By Cal Evans, Developer and SiteGround Ambassador

Data security is essential for every person who uses the Internet, but if you have your own site, the stakes are even higher. If your site isn’t encrypted, not only will your SEO suffer, but you put yourself and your site visitors at risk.

There are two types of secure certificates, free ones that you create yourself, and then have them signed by a trusted authority or the ones you purchase or get directly from an SSL store or your web hosting provider. No matter the size of your audience or the type of site you run, you’ll want to ensure that your data is encrypted. Mostly, anything you wouldn’t tell a stranger should be protected this way.

Having that padlock symbol next to your domain not only builds trust with your visitors but protects their personal data from attack. The key to deciding how to procure that certificate is to determine what benefits you need most from having one.

So how do you know if you need to purchase a secure certificate or use a self-signed one? Each offers its own unique benefits – security, support, and validation.

Paid secure certificates primarily offer two things, validation, and support. Validation that Google will not diminish your SEO and that customers will know that your site is trustworthy. Support from your certificate provider throughout the process of obtaining and maintaining the certificate. The more support and validation you are looking for, the higher the cost of the certificate will be. Buying an SSL certificate guarantees that the certificate will work with 99 percent of browsers, ensures the site is HIPAA and PCI compliant, offers a lifetime of reissues, and provides 24/7 support. These considerations are key for sites that handle large medical and financial information.

Using a self-signed certificate, on the other hand, can be a daunting task for less tech-savvy individuals. Most developers working in special cases use self-signed certificates. Also, the authority that they are signed by is VERY important. It has to be signed by an entity that has its root certificate ALREADY embedded in a browser. This is how the browsers recognize a certificate as valid. Unless self-signed certs are signed by a trusted authority, they will ALWAYS throw a warning to the user asking them if they want to continue. That’s why self-signed certificates are not recommended for the general public, even low-traffic/low-risk sites.

LetsEncrypt certificates are the middle ground that solves the dilemma of a paid vs. self-signed certificate easily and freely for everyone.
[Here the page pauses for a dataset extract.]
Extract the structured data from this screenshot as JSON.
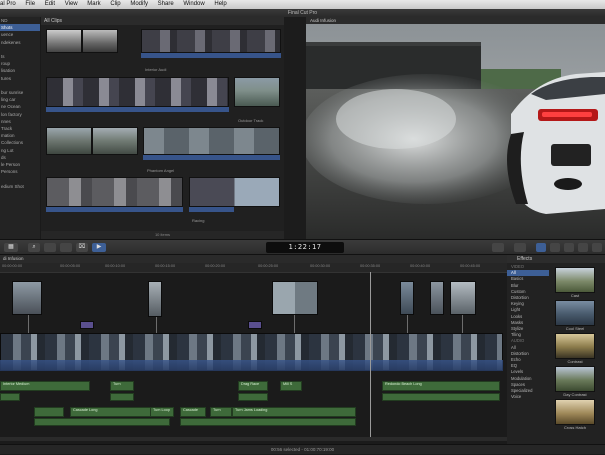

SiteGround – and many other reputable web hosts – now give users the option to install a LetsEncrypt cert directly from the admin portal with a single click.

It’s worth noting; the ability to create a certificate and have it signed by a trusted authority is key in ushering in the era of eCommerce. The opportunity to sell products to visitors easily and securely encouraged more business owners to jump into the industry.

Whether you’re a master coder or a novice blogger, the right security certificate is out there for you. When you prioritize the data security of your site and your audience, you will provide not only a better customer experience but a safer Internet for all.

For more detailed information about the types of SSL certificates, you can check out the Geek2English podcast episode on SSLs.

About the Author

Cal Evans, Developer and SiteGround Ambassador. For the past 15 years, Cal has worked with PHP and MySQL on Linux, OSX, and Windows. He has built a variety of projects ranging in size from simple web pages to multi-million-dollar web applications. He enjoys building and managing development teams using his widely imitated but never patented management style of “management by wandering around”. He is currently a member of the SiteGround Ambassadors program and in addition to building and managing dev teams enjoys speaking at conferences on various topics. Cal can be reached at